→ Your goal
Please give the count of lines in the listing underneath that hold "Opções", leaving out everything else.

→ Materials provided
------------

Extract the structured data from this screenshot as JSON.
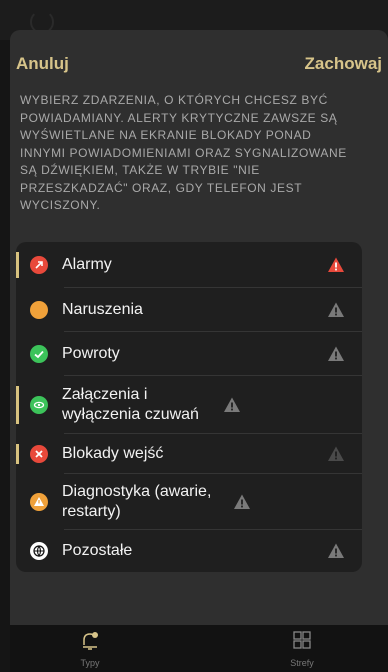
{
  "header": {
    "cancel_label": "Anuluj",
    "save_label": "Zachowaj"
  },
  "info_text": "WYBIERZ ZDARZENIA, O KTÓRYCH CHCESZ BYĆ POWIADAMIANY. ALERTY KRYTYCZNE ZAWSZE SĄ WYŚWIETLANE NA EKRANIE BLOKADY PONAD INNYMI POWIADOMIENIAMI ORAZ SYGNALIZOWANE SĄ DŹWIĘKIEM, TAKŻE W TRYBIE \"NIE PRZESZKADZAĆ\" ORAZ, GDY TELEFON JEST WYCISZONY.",
  "events": [
    {
      "label": "Alarmy",
      "icon": "rocket-icon",
      "color": "#e8493b",
      "selected": true,
      "critical": true
    },
    {
      "label": "Naruszenia",
      "icon": "dot-icon",
      "color": "#f0a13a",
      "selected": false,
      "critical": false
    },
    {
      "label": "Powroty",
      "icon": "check-icon",
      "color": "#3cc35a",
      "selected": false,
      "critical": false
    },
    {
      "label": "Załączenia i wyłączenia czuwań",
      "icon": "eye-icon",
      "color": "#3cc35a",
      "selected": true,
      "critical": false
    },
    {
      "label": "Blokady wejść",
      "icon": "x-icon",
      "color": "#e8493b",
      "selected": true,
      "critical": false
    },
    {
      "label": "Diagnostyka (awarie, restarty)",
      "icon": "warning-icon",
      "color": "#f0a13a",
      "selected": false,
      "critical": false
    },
    {
      "label": "Pozostałe",
      "icon": "globe-icon",
      "color": "#ffffff",
      "selected": false,
      "critical": false
    }
  ],
  "tabs": [
    {
      "label": "Typy",
      "icon": "bell-icon",
      "active": true
    },
    {
      "label": "Strefy",
      "icon": "grid-icon",
      "active": false
    }
  ],
  "colors": {
    "accent": "#d7c48a",
    "critical": "#e8493b",
    "muted": "#7a7a7a"
  }
}
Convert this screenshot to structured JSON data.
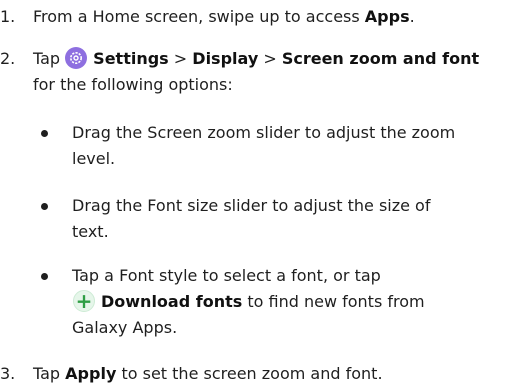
{
  "steps": [
    {
      "number": "1.",
      "text": "From a Home screen, swipe up to access ",
      "bold": "Apps",
      "end": "."
    },
    {
      "number": "2.",
      "prefix": "Tap ",
      "icon": "settings-gear-icon",
      "settings": "Settings",
      "sep1": " > ",
      "display": "Display",
      "sep2": " > ",
      "zoom_font": "Screen zoom and font",
      "line2": "for the following options:",
      "bullets": [
        {
          "line1": "Drag the Screen zoom slider to adjust the zoom",
          "line2": "level."
        },
        {
          "line1": "Drag the Font size slider to adjust the size of",
          "line2": "text."
        },
        {
          "line1": "Tap a Font style to select a font, or tap",
          "icon": "plus-add-icon",
          "download": "Download fonts",
          "line2_rest": " to find new fonts from",
          "line3": "Galaxy Apps."
        }
      ]
    },
    {
      "number": "3.",
      "prefix": "Tap ",
      "bold": "Apply",
      "rest": " to set the screen zoom and font."
    }
  ],
  "colors": {
    "settings_icon": "#8e6fe0",
    "plus_icon": "#2e9e44"
  }
}
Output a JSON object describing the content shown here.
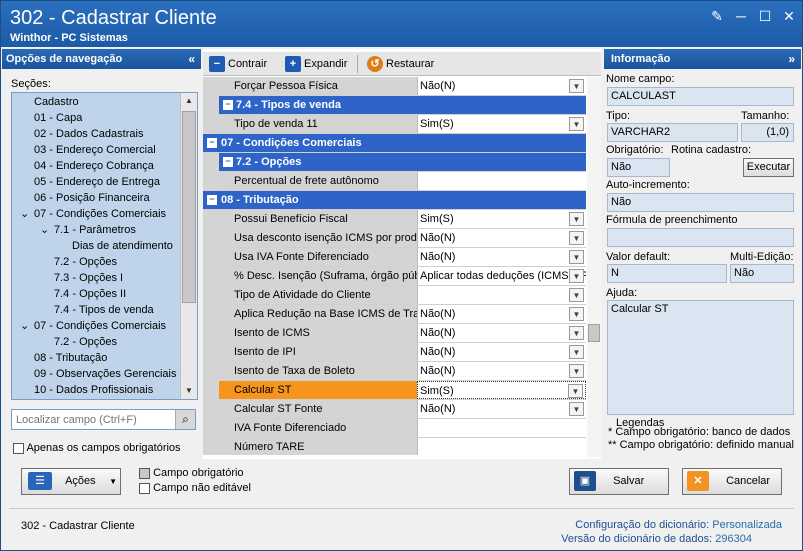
{
  "window": {
    "title": "302 - Cadastrar Cliente",
    "subtitle": "Winthor - PC Sistemas",
    "controls": {
      "edit": "✎",
      "minimize": "─",
      "maximize": "☐",
      "close": "✕"
    }
  },
  "nav": {
    "header": "Opções de navegação",
    "collapse": "«",
    "sections_label": "Seções:",
    "items": [
      {
        "label": "Cadastro"
      },
      {
        "label": "01 - Capa"
      },
      {
        "label": "02 - Dados Cadastrais"
      },
      {
        "label": "03 - Endereço Comercial"
      },
      {
        "label": "04 - Endereço Cobrança"
      },
      {
        "label": "05 - Endereço de Entrega"
      },
      {
        "label": "06 - Posição Financeira"
      },
      {
        "label": "07 - Condições Comerciais"
      },
      {
        "label": "7.1 - Parâmetros"
      },
      {
        "label": "Dias de atendimento"
      },
      {
        "label": "7.2 - Opções"
      },
      {
        "label": "7.3 - Opções I"
      },
      {
        "label": "7.4 - Opções II"
      },
      {
        "label": "7.4 - Tipos de venda"
      },
      {
        "label": "07 - Condições Comerciais"
      },
      {
        "label": "7.2 - Opções"
      },
      {
        "label": "08 - Tributação"
      },
      {
        "label": "09 - Observações Gerenciais"
      },
      {
        "label": "10 - Dados Profissionais"
      }
    ],
    "search_placeholder": "Localizar campo (Ctrl+F)",
    "required_only_label": "Apenas os campos obrigatórios"
  },
  "toolbar": {
    "collapse_label": "Contrair",
    "expand_label": "Expandir",
    "restore_label": "Restaurar"
  },
  "grid": {
    "rows": [
      {
        "type": "field",
        "name": "Forçar Pessoa Física",
        "value": "Não(N)",
        "dropdown": true
      },
      {
        "type": "subcat",
        "name": "7.4 - Tipos de venda"
      },
      {
        "type": "field",
        "name": "Tipo de venda 11",
        "value": "Sim(S)",
        "dropdown": true
      },
      {
        "type": "cat",
        "name": "07 - Condições Comerciais"
      },
      {
        "type": "subcat",
        "name": "7.2 - Opções"
      },
      {
        "type": "field",
        "name": "Percentual de frete autônomo",
        "value": "",
        "dropdown": false
      },
      {
        "type": "cat",
        "name": "08 - Tributação"
      },
      {
        "type": "field",
        "name": "Possui Benefício Fiscal",
        "value": "Sim(S)",
        "dropdown": true
      },
      {
        "type": "field",
        "name": "Usa desconto isenção ICMS por produto",
        "value": "Não(N)",
        "dropdown": true
      },
      {
        "type": "field",
        "name": "Usa IVA Fonte Diferenciado",
        "value": "Não(N)",
        "dropdown": true
      },
      {
        "type": "field",
        "name": "% Desc. Isenção (Suframa, órgão público)",
        "value": "Aplicar todas deduções (ICMS e PIS/COFINS)",
        "dropdown": true
      },
      {
        "type": "field",
        "name": "Tipo de Atividade do Cliente",
        "value": "",
        "dropdown": true
      },
      {
        "type": "field",
        "name": "Aplica Redução na Base ICMS de Transferência",
        "value": "Não(N)",
        "dropdown": true
      },
      {
        "type": "field",
        "name": "Isento de ICMS",
        "value": "Não(N)",
        "dropdown": true
      },
      {
        "type": "field",
        "name": "Isento de IPI",
        "value": "Não(N)",
        "dropdown": true
      },
      {
        "type": "field",
        "name": "Isento de Taxa de Boleto",
        "value": "Não(N)",
        "dropdown": true
      },
      {
        "type": "field",
        "name": "Calcular ST",
        "value": "Sim(S)",
        "dropdown": true,
        "selected": true
      },
      {
        "type": "field",
        "name": "Calcular ST Fonte",
        "value": "Não(N)",
        "dropdown": true
      },
      {
        "type": "field",
        "name": "IVA Fonte Diferenciado",
        "value": "",
        "dropdown": false
      },
      {
        "type": "field",
        "name": "Número TARE",
        "value": "",
        "dropdown": false
      }
    ]
  },
  "info": {
    "header": "Informação",
    "collapse": "»",
    "field_name_label": "Nome campo:",
    "field_name": "CALCULAST",
    "type_label": "Tipo:",
    "type": "VARCHAR2",
    "size_label": "Tamanho:",
    "size": "(1,0)",
    "required_label": "Obrigatório:",
    "required": "Não",
    "routine_label": "Rotina cadastro:",
    "execute_label": "Executar",
    "autoinc_label": "Auto-incremento:",
    "autoinc": "Não",
    "formula_label": "Fórmula de preenchimento",
    "formula": "",
    "default_label": "Valor default:",
    "default": "N",
    "multiedit_label": "Multi-Edição:",
    "multiedit": "Não",
    "help_label": "Ajuda:",
    "help": "Calcular ST",
    "legend_title": "Legendas",
    "legend_1": "* Campo obrigatório: banco de dados",
    "legend_2": "** Campo obrigatório: definido manual"
  },
  "bottom": {
    "actions_label": "Ações",
    "legend_required": "Campo obrigatório",
    "legend_readonly": "Campo não editável",
    "save_label": "Salvar",
    "cancel_label": "Cancelar",
    "footer_title": "302 - Cadastrar Cliente",
    "dict_config_label": "Configuração do dicionário:",
    "dict_config_value": "Personalizada",
    "dict_version_label": "Versão do dicionário de dados:",
    "dict_version_value": "296304"
  },
  "colors": {
    "title_bar": "#1c5aa6",
    "category": "#2e63c8",
    "selected_row": "#f7941d",
    "tree_bg": "#bfd3ea"
  }
}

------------

→ Solution
6